--- START ---
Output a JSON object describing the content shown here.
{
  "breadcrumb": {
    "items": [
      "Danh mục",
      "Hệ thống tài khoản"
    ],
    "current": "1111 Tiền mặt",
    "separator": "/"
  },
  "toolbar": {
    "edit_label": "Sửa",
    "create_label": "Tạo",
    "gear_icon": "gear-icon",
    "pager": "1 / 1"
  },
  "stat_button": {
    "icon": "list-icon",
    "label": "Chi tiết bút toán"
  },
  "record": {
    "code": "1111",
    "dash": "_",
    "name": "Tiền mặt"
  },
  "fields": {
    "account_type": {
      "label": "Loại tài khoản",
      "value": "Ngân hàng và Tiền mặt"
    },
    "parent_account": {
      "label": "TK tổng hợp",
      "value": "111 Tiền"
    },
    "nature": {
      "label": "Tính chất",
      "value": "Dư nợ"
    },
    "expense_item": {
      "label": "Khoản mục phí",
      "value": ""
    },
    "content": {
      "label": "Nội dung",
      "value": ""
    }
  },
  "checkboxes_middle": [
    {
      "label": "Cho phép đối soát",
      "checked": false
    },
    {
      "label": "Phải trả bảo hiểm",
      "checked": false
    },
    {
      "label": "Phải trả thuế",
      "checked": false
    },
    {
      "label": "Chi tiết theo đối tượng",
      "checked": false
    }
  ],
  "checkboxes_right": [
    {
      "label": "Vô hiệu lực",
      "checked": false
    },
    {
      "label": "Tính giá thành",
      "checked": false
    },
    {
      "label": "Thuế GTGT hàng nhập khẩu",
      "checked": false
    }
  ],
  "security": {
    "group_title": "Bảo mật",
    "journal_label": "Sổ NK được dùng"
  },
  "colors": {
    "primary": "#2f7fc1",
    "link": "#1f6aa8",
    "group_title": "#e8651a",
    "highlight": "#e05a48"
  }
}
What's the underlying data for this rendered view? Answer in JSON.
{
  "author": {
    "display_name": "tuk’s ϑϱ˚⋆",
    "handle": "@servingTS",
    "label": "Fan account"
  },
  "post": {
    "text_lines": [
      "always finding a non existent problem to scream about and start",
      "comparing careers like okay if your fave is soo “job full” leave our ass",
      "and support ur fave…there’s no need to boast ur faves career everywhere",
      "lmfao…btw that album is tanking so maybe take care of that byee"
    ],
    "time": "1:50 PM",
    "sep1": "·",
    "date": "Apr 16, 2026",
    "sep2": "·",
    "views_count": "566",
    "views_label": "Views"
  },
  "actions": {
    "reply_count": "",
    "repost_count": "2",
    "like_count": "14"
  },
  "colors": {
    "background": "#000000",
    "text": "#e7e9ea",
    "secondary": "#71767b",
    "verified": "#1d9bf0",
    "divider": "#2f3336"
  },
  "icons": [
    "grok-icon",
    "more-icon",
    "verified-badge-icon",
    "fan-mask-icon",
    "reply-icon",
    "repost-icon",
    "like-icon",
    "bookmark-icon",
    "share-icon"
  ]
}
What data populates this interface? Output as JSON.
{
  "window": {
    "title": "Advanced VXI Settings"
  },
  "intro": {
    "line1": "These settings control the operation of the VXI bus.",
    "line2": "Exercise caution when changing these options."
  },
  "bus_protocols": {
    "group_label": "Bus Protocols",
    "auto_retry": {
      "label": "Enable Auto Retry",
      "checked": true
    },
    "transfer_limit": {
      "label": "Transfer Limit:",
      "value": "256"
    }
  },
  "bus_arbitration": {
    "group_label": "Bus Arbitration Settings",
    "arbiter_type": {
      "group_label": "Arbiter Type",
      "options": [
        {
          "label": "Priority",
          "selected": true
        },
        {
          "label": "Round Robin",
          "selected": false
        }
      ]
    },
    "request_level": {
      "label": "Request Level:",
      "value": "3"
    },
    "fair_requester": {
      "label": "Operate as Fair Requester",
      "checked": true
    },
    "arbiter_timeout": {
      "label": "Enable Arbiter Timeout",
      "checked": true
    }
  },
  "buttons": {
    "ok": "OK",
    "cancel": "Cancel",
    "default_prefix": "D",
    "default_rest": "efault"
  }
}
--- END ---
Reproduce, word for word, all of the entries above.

Solved problem:
Output a JSON object describing the content shown here.
{
  "breadcrumb": {
    "items": [
      "Danh mục",
      "Hệ thống tài khoản"
    ],
    "current": "1111 Tiền mặt",
    "separator": "/"
  },
  "toolbar": {
    "edit_label": "Sửa",
    "create_label": "Tạo",
    "gear_icon": "gear-icon",
    "pager": "1 / 1"
  },
  "stat_button": {
    "icon": "list-icon",
    "label": "Chi tiết bút toán"
  },
  "record": {
    "code": "1111",
    "dash": "_",
    "name": "Tiền mặt"
  },
  "fields": {
    "account_type": {
      "label": "Loại tài khoản",
      "value": "Ngân hàng và Tiền mặt"
    },
    "parent_account": {
      "label": "TK tổng hợp",
      "value": "111 Tiền"
    },
    "nature": {
      "label": "Tính chất",
      "value": "Dư nợ"
    },
    "expense_item": {
      "label": "Khoản mục phí",
      "value": ""
    },
    "content": {
      "label": "Nội dung",
      "value": ""
    }
  },
  "checkboxes_middle": [
    {
      "label": "Cho phép đối soát",
      "checked": false
    },
    {
      "label": "Phải trả bảo hiểm",
      "checked": false
    },
    {
      "label": "Phải trả thuế",
      "checked": false
    },
    {
      "label": "Chi tiết theo đối tượng",
      "checked": false
    }
  ],
  "checkboxes_right": [
    {
      "label": "Vô hiệu lực",
      "checked": false
    },
    {
      "label": "Tính giá thành",
      "checked": false
    },
    {
      "label": "Thuế GTGT hàng nhập khẩu",
      "checked": false
    }
  ],
  "security": {
    "group_title": "Bảo mật",
    "journal_label": "Sổ NK được dùng"
  },
  "colors": {
    "primary": "#2f7fc1",
    "link": "#1f6aa8",
    "group_title": "#e8651a",
    "highlight": "#e05a48"
  }
}
What's the underlying data for this rendered view? Answer in JSON.
{
  "author": {
    "display_name": "tuk’s ϑϱ˚⋆",
    "handle": "@servingTS",
    "label": "Fan account"
  },
  "post": {
    "text_lines": [
      "always finding a non existent problem to scream about and start",
      "comparing careers like okay if your fave is soo “job full” leave our ass",
      "and support ur fave…there’s no need to boast ur faves career everywhere",
      "lmfao…btw that album is tanking so maybe take care of that byee"
    ],
    "time": "1:50 PM",
    "sep1": "·",
    "date": "Apr 16, 2026",
    "sep2": "·",
    "views_count": "566",
    "views_label": "Views"
  },
  "actions": {
    "reply_count": "",
    "repost_count": "2",
    "like_count": "14"
  },
  "colors": {
    "background": "#000000",
    "text": "#e7e9ea",
    "secondary": "#71767b",
    "verified": "#1d9bf0",
    "divider": "#2f3336"
  },
  "icons": [
    "grok-icon",
    "more-icon",
    "verified-badge-icon",
    "fan-mask-icon",
    "reply-icon",
    "repost-icon",
    "like-icon",
    "bookmark-icon",
    "share-icon"
  ]
}
What data populates this interface? Output as JSON.
{
  "window": {
    "title": "Advanced VXI Settings"
  },
  "intro": {
    "line1": "These settings control the operation of the VXI bus.",
    "line2": "Exercise caution when changing these options."
  },
  "bus_protocols": {
    "group_label": "Bus Protocols",
    "auto_retry": {
      "label": "Enable Auto Retry",
      "checked": true
    },
    "transfer_limit": {
      "label": "Transfer Limit:",
      "value": "256"
    }
  },
  "bus_arbitration": {
    "group_label": "Bus Arbitration Settings",
    "arbiter_type": {
      "group_label": "Arbiter Type",
      "options": [
        {
          "label": "Priority",
          "selected": true
        },
        {
          "label": "Round Robin",
          "selected": false
        }
      ]
    },
    "request_level": {
      "label": "Request Level:",
      "value": "3"
    },
    "fair_requester": {
      "label": "Operate as Fair Requester",
      "checked": true
    },
    "arbiter_timeout": {
      "label": "Enable Arbiter Timeout",
      "checked": true
    }
  },
  "buttons": {
    "ok": "OK",
    "cancel": "Cancel",
    "default_prefix": "D",
    "default_rest": "efault"
  }
}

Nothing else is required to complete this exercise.